Assignment
The entries shown below should be output exactly as they appear.

Data provided
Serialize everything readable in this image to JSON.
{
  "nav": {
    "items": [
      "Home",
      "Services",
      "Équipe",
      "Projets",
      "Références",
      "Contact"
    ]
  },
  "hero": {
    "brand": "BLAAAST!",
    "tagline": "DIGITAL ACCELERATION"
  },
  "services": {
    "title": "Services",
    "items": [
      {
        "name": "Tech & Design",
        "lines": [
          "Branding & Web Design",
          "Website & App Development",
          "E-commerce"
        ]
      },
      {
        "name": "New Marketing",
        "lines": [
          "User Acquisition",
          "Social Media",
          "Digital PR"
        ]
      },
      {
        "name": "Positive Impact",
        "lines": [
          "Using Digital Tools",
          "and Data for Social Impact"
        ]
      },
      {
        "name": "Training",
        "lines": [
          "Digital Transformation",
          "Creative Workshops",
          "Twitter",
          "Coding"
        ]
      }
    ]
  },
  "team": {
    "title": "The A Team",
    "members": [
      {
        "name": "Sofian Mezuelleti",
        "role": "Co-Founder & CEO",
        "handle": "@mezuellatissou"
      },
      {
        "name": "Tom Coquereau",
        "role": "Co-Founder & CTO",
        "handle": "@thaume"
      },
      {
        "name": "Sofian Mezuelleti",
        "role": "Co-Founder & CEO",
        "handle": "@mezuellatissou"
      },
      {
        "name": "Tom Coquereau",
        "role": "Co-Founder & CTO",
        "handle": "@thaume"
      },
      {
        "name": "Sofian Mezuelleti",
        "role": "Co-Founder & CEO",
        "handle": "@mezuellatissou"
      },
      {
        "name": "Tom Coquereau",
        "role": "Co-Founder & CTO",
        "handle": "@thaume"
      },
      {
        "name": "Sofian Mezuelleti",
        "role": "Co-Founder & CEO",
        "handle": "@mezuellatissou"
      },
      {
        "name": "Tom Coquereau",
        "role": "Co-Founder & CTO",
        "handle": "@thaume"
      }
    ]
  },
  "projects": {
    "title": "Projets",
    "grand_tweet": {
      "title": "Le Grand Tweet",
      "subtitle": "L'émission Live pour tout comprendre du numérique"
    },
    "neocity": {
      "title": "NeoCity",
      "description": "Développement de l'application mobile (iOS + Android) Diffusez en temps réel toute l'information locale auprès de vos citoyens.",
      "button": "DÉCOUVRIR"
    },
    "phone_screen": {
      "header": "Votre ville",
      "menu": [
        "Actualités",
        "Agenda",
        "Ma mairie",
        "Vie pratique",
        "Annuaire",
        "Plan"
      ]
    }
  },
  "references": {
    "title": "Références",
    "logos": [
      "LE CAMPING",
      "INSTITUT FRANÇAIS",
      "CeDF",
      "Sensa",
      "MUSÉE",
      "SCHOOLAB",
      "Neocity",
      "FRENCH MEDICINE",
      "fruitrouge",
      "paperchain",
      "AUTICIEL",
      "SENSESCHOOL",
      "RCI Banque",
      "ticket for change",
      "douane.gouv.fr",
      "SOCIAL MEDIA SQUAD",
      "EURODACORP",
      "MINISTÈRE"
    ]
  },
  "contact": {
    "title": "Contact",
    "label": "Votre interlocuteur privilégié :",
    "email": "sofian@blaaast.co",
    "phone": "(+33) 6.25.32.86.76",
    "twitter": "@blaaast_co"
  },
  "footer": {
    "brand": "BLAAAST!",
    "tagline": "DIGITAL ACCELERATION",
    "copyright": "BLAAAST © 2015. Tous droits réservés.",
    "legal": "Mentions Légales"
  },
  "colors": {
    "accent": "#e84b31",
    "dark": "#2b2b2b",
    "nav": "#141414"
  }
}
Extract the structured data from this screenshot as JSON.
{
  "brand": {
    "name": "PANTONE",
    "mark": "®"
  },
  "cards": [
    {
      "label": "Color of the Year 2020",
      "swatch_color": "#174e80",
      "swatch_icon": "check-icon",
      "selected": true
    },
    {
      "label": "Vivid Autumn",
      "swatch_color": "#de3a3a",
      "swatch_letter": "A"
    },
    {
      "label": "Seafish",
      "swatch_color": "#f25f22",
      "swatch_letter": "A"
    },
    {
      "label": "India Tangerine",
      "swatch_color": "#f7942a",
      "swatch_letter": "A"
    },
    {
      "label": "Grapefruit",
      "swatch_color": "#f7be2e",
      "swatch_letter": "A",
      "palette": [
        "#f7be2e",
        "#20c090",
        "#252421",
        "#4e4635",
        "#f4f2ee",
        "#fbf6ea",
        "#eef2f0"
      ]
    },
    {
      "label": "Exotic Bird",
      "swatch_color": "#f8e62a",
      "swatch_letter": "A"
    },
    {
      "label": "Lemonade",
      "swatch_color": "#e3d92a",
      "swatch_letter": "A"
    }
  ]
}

Answer space
Serialize everything readable in this image to JSON.
{
  "nav": {
    "items": [
      "Home",
      "Services",
      "Équipe",
      "Projets",
      "Références",
      "Contact"
    ]
  },
  "hero": {
    "brand": "BLAAAST!",
    "tagline": "DIGITAL ACCELERATION"
  },
  "services": {
    "title": "Services",
    "items": [
      {
        "name": "Tech & Design",
        "lines": [
          "Branding & Web Design",
          "Website & App Development",
          "E-commerce"
        ]
      },
      {
        "name": "New Marketing",
        "lines": [
          "User Acquisition",
          "Social Media",
          "Digital PR"
        ]
      },
      {
        "name": "Positive Impact",
        "lines": [
          "Using Digital Tools",
          "and Data for Social Impact"
        ]
      },
      {
        "name": "Training",
        "lines": [
          "Digital Transformation",
          "Creative Workshops",
          "Twitter",
          "Coding"
        ]
      }
    ]
  },
  "team": {
    "title": "The A Team",
    "members": [
      {
        "name": "Sofian Mezuelleti",
        "role": "Co-Founder & CEO",
        "handle": "@mezuellatissou"
      },
      {
        "name": "Tom Coquereau",
        "role": "Co-Founder & CTO",
        "handle": "@thaume"
      },
      {
        "name": "Sofian Mezuelleti",
        "role": "Co-Founder & CEO",
        "handle": "@mezuellatissou"
      },
      {
        "name": "Tom Coquereau",
        "role": "Co-Founder & CTO",
        "handle": "@thaume"
      },
      {
        "name": "Sofian Mezuelleti",
        "role": "Co-Founder & CEO",
        "handle": "@mezuellatissou"
      },
      {
        "name": "Tom Coquereau",
        "role": "Co-Founder & CTO",
        "handle": "@thaume"
      },
      {
        "name": "Sofian Mezuelleti",
        "role": "Co-Founder & CEO",
        "handle": "@mezuellatissou"
      },
      {
        "name": "Tom Coquereau",
        "role": "Co-Founder & CTO",
        "handle": "@thaume"
      }
    ]
  },
  "projects": {
    "title": "Projets",
    "grand_tweet": {
      "title": "Le Grand Tweet",
      "subtitle": "L'émission Live pour tout comprendre du numérique"
    },
    "neocity": {
      "title": "NeoCity",
      "description": "Développement de l'application mobile (iOS + Android) Diffusez en temps réel toute l'information locale auprès de vos citoyens.",
      "button": "DÉCOUVRIR"
    },
    "phone_screen": {
      "header": "Votre ville",
      "menu": [
        "Actualités",
        "Agenda",
        "Ma mairie",
        "Vie pratique",
        "Annuaire",
        "Plan"
      ]
    }
  },
  "references": {
    "title": "Références",
    "logos": [
      "LE CAMPING",
      "INSTITUT FRANÇAIS",
      "CeDF",
      "Sensa",
      "MUSÉE",
      "SCHOOLAB",
      "Neocity",
      "FRENCH MEDICINE",
      "fruitrouge",
      "paperchain",
      "AUTICIEL",
      "SENSESCHOOL",
      "RCI Banque",
      "ticket for change",
      "douane.gouv.fr",
      "SOCIAL MEDIA SQUAD",
      "EURODACORP",
      "MINISTÈRE"
    ]
  },
  "contact": {
    "title": "Contact",
    "label": "Votre interlocuteur privilégié :",
    "email": "sofian@blaaast.co",
    "phone": "(+33) 6.25.32.86.76",
    "twitter": "@blaaast_co"
  },
  "footer": {
    "brand": "BLAAAST!",
    "tagline": "DIGITAL ACCELERATION",
    "copyright": "BLAAAST © 2015. Tous droits réservés.",
    "legal": "Mentions Légales"
  },
  "colors": {
    "accent": "#e84b31",
    "dark": "#2b2b2b",
    "nav": "#141414"
  }
}
Extract the structured data from this screenshot as JSON.
{
  "brand": {
    "name": "PANTONE",
    "mark": "®"
  },
  "cards": [
    {
      "label": "Color of the Year 2020",
      "swatch_color": "#174e80",
      "swatch_icon": "check-icon",
      "selected": true
    },
    {
      "label": "Vivid Autumn",
      "swatch_color": "#de3a3a",
      "swatch_letter": "A"
    },
    {
      "label": "Seafish",
      "swatch_color": "#f25f22",
      "swatch_letter": "A"
    },
    {
      "label": "India Tangerine",
      "swatch_color": "#f7942a",
      "swatch_letter": "A"
    },
    {
      "label": "Grapefruit",
      "swatch_color": "#f7be2e",
      "swatch_letter": "A",
      "palette": [
        "#f7be2e",
        "#20c090",
        "#252421",
        "#4e4635",
        "#f4f2ee",
        "#fbf6ea",
        "#eef2f0"
      ]
    },
    {
      "label": "Exotic Bird",
      "swatch_color": "#f8e62a",
      "swatch_letter": "A"
    },
    {
      "label": "Lemonade",
      "swatch_color": "#e3d92a",
      "swatch_letter": "A"
    }
  ]
}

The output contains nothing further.